This page is meant to gather information about the surnames FORLONG and FORLONGE, with variants such as De Forlonge and FURLONG.
I have much information about over 1000 descendants of Forlonges or Forlongs who lived in Scotland in the 18th Century.
Family tradition, backed up by a somewhat sketchy but long and partly-convincing "tree" presumed to have been drawn in the 19th Century, talks of descent from Protestant Counts of Languedoc in southern France and participation in the Battle of Jarnac and the Battle of the Boyne.

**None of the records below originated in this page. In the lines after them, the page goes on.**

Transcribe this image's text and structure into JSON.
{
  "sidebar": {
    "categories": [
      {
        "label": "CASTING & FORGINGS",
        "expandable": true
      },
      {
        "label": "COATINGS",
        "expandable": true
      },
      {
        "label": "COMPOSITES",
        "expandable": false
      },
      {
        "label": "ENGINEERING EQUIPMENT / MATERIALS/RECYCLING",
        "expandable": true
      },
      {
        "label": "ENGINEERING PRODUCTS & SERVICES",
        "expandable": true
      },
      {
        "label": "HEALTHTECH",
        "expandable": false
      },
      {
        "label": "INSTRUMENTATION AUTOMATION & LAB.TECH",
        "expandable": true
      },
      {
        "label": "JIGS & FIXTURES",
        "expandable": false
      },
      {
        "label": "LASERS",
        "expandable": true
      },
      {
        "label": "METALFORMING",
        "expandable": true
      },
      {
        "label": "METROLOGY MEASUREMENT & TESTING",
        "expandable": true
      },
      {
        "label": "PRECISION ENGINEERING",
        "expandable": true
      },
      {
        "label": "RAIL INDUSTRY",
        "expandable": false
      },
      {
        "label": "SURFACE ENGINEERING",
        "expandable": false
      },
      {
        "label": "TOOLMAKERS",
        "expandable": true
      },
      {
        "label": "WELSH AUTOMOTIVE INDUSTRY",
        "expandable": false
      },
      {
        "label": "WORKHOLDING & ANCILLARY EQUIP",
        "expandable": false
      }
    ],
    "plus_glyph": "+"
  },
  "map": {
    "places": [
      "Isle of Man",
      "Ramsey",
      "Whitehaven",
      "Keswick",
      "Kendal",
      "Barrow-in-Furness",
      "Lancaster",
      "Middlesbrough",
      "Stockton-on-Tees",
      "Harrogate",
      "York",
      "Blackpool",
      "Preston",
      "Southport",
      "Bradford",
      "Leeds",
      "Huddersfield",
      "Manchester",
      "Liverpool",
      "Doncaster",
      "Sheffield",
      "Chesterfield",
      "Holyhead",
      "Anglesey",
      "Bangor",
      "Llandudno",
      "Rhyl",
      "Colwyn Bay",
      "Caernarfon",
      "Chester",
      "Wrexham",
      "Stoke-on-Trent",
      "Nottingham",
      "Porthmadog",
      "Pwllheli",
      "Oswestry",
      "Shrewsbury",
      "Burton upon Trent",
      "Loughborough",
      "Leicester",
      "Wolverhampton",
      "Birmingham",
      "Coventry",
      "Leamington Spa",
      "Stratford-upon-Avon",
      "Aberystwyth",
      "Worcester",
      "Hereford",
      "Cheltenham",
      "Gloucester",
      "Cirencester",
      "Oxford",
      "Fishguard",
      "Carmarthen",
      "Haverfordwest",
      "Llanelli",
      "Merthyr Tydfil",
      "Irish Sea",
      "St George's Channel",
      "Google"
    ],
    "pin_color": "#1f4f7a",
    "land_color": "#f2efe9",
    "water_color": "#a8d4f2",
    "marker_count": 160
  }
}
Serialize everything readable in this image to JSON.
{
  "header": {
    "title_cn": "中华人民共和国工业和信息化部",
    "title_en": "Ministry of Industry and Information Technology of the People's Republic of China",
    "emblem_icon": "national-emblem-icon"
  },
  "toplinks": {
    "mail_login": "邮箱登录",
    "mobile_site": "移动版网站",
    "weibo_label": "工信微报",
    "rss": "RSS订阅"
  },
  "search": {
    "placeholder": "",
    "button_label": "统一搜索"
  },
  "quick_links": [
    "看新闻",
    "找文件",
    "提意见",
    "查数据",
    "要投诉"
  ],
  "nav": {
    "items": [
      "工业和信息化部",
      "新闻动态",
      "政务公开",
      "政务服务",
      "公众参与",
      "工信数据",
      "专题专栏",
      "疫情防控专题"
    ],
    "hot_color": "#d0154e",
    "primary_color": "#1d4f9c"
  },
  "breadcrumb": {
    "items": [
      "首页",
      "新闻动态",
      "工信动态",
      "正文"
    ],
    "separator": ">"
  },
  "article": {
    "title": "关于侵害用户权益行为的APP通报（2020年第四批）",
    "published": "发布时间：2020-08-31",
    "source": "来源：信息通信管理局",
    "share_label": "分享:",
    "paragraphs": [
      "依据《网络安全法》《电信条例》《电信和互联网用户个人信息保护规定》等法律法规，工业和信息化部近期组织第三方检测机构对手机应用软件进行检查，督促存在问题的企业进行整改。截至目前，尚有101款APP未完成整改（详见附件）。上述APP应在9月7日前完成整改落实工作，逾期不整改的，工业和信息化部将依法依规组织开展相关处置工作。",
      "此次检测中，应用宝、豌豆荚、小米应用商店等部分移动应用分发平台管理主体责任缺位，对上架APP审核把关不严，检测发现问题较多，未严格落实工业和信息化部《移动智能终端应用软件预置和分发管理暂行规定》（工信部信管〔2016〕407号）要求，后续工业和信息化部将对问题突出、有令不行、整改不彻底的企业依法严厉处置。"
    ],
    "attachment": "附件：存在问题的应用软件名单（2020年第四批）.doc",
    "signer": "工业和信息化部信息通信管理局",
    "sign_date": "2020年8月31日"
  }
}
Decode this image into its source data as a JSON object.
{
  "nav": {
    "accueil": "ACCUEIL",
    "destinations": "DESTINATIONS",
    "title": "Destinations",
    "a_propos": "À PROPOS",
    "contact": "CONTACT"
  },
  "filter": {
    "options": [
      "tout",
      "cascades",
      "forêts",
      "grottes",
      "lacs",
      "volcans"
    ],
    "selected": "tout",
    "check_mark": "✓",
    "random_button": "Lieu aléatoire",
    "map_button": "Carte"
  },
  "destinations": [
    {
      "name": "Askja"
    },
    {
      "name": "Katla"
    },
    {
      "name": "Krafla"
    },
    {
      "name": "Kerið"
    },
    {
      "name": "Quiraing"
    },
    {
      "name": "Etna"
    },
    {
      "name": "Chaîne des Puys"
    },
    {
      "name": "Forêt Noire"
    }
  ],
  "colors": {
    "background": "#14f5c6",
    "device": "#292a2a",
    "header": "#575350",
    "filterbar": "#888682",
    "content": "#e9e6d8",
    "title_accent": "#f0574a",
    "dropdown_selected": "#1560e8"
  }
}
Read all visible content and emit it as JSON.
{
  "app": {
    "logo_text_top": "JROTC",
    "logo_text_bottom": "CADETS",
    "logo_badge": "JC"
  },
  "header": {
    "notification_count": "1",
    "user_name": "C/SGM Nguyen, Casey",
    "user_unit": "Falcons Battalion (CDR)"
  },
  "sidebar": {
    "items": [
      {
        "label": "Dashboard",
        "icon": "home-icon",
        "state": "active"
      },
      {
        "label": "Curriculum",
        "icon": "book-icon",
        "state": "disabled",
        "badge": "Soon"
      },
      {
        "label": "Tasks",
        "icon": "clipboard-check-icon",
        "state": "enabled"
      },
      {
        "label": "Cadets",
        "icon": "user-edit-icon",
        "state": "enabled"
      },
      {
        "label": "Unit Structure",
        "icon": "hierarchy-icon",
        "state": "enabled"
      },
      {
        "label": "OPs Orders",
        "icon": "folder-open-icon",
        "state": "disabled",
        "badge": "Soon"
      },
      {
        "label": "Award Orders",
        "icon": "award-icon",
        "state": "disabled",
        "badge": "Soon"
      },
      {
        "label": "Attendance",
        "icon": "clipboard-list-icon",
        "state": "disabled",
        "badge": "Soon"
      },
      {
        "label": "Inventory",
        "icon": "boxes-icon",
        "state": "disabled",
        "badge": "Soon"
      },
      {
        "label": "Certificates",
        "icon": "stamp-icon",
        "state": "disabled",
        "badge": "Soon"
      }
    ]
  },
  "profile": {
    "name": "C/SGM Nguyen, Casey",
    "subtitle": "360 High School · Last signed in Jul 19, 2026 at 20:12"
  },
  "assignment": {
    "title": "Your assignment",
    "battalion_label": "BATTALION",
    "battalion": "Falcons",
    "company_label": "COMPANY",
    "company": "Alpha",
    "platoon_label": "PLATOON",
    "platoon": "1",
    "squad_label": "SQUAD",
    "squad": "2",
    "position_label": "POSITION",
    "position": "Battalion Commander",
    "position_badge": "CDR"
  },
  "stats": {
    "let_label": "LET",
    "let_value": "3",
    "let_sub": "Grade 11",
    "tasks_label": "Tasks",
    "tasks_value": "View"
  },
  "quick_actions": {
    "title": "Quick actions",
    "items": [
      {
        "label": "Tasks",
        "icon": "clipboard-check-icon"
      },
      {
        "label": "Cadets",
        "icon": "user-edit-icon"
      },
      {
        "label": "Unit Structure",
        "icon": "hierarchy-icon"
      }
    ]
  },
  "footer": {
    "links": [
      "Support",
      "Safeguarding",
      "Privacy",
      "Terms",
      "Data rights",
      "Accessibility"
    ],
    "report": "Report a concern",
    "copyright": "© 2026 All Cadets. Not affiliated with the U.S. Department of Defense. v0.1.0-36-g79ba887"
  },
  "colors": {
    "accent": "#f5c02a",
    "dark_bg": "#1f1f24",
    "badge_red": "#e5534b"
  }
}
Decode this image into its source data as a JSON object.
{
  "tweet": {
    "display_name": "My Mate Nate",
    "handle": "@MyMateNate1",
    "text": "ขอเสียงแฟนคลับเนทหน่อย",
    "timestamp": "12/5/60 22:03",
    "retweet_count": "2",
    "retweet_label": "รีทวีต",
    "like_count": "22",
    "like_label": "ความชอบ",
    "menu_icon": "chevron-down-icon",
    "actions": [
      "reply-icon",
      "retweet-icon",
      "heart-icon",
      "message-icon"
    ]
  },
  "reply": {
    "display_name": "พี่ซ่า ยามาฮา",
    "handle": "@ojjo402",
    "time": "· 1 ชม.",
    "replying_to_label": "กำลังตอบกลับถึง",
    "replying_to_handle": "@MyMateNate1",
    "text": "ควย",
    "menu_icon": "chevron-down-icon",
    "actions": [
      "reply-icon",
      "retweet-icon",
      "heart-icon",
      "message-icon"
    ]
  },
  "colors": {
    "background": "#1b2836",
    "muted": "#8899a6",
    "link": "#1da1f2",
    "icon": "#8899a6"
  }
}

Sceptical descendants, including world-renowned (now sadly deceased) film-maker Michael Forlong, have suggested that the Forlongs had no such noble ancestry but invented it after they used their money (from merchandising) to marry into the aristocratic Gordon family of Pitlurg, Aberdeenshire.
Most of the Forlongs I know about are or were in New Zealand; my mother's mother was one of them, but my middle name is Forlonge.
The Forlonges are probably mostly in Australia (although one of the Guinness descendants says more are in Scotland), descended from Mrs Eliza Forlonge, who almost single-handedly started Australia's merino sheep industry by tramping through Saxony (in what is now Germany), buying the best sheep she could find. A museum at Euroa is devoted to her.
I really would like to clear up some mysteries about the origins of the family. Even the link between Forlong and Forlonge is unclear. Official records, such as Old Parish Registers, Directories, and Church records, conflict somewhat. Some of them even use the spelling "FURLONG" for people who are definitely of the same family, which is why my study includes that name.
I started to add detail of apparently UNRELATED Forlongs and Forlonges and other variant spellings to the Forlong webBase, starting with material from the IGI. A fascinating detail is this: there was a large concentration of people with such names, long before 1685, in Barnstaple in Devon, which is apparently where numerous Huguenots settled after fleeing from France. Maybe the story of fleeing further north direct from France in 1685 (and getting shipwrecked off the Irish coast) was just a slight embroidery of the truth!
(Don't look for the webBase; Mark hasn't been able to maintain them.)
William of Wellshott and Rev James are now to be considered as brothers, which makes the Australian pastoralist William Jack Forlonge (1811-1890) and his cousin/wife second cousins of:
- Canada's William Forlong (1816-1906) and his brother,
- New Zealand's Gordon Forlong (1819-1908), and their brother,
- Thomas Alexander George Forlong-Gordon (1831-1914); and
- the children of Margaret Finlay Forlong (1801-1849),
That makes Robin Forlonge Patterson and Ian Gordon Patterson and scores of other known relatives (mostly resident in New Zealand or the UK) fifth cousins to:
- Walter *Beauchamp* Lang (1883-1947) and his brother John Horace Lang (1892-) and to
- Charles William (Billy) Forlonge (1920-2007), who moved from Condobolin to Western Australia and left numerous descendants (several of whom are Facebook Friends to several Forlongs and to Robin), and to
- Norman Alan Forlonge (1920-2009) and to
- Ross Lionel Forlonge (1927-) of Adelaide
and probably to Jeanne Mary Thérèse Herbert (1886-1968), grandmother of the said Nicholas Mander, 4th Baronet, FSA.